Following a trail through the forest to a small cove, our guide finds us something truly special: a tapir. He – we know it’s a he, because of his very large penis (tapir’s have one of the longest penises of any animal) – is lying in between the mangroves on a comfy bed of fallen leaves. He raises his head, with that peculiar trunk-like prehensile nose, to look at us. Then flops back down. With a powerful yawn, he shuts his eyes and before long, we hear an undeniable snore!
The rest of our trek, I’m in an awestruck daze. We pass three enormous crocodiles sunbathing on the opposite (thankfully) bank of a river – I barely note them. We find a lovely three-toed sloth – I hardly crane my neck up.
Then, outside the park’s Sirena research station, on a tiny grass airstrip, we find a huddle of sleeping peccaries, looking just like luggage, just yards from a 2-prop plane – I register them. But nothing can beat the (Baird’s) tapir.
We return to Drake Bay for an hour’s sleep, before we set off again for a nightwalk with Tracie ‘the Bug Lady’. We’re all tired and more than satisfied with our day’s coup, so my mother considers skipping the nightwalk for her bed: “I’m not that fussed about seeing insects.” I persuade her to come along, although I have my doubts – after so many amazing sights, surely anything else will be an anticlimax?

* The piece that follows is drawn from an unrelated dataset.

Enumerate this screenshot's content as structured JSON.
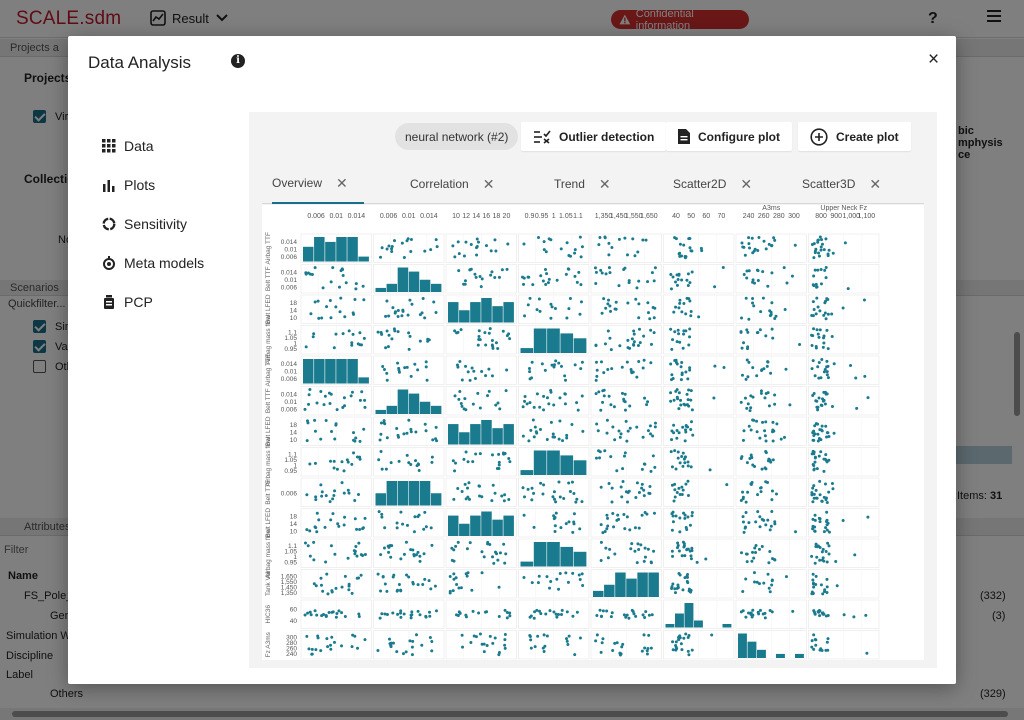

We trudge to the meeting spot in the pouring rain and pitch black. My torch dies before we’ve left the hostel and we’re all stumbling with tiredness. But Tracie turns out to be a captivating entomologist, incredibly knowledgable and full of extraordinary stories about her tiny subjects. From the dripping, jungle path – “careful of snakes, we’ve seen two fer de lance here this week” – she conjures bright yellow tree snakes, enormous smoky frogs, tailless whip scorpions, deadly beetles, spiders, glow-in-the-dark fungus and even a sleeping sloth high in the tree.
My favourite is a seemingly undisturbed patch of mossy verge, which she gently taps with a twig to reveal the perfectly hewn door of a trapdoor spider. He leaves it open for a short time and then, suddenly slams it shut with the impatience of a man bothered by door-to-door salesmen.
It’s nearly midnight by the time we reach our beds after an incredible day. Our final day in Drake Bay, we spend trying to find some of the animals Tracie showed us. We look for snakes, frogs and bats but our blind without our guide. Finally, my mother finds a massive scary arachnid in his cave – it’s the Bolivian wandering spider whose toxic delivery Tracie described so vividly. We leave it alone.
Corcovado is a special place not just for Costa Rica but for the world. Yet, as with ‘protected’ national parks across the world, this one too is threatened by logging, agriculture, illegal trade in animals, shark finning, pollution and the steady ingress of roads. I don’t believe that national parks should be closed to people – the opposite, in fact. But I know that we are just 4 of the increasing numbers of visitors to this precious wilderness. I hope that now, in the 21st century, in a relatively developed nation, this popularity doesn’t mean more pollution and damage, but rather, an increased value being placed on the wildlife we’ve all come to see.
As with all good things, my parents’ holiday too comes to an end. They fly out of Costa Rica, and we will make our way north to Nicaragua.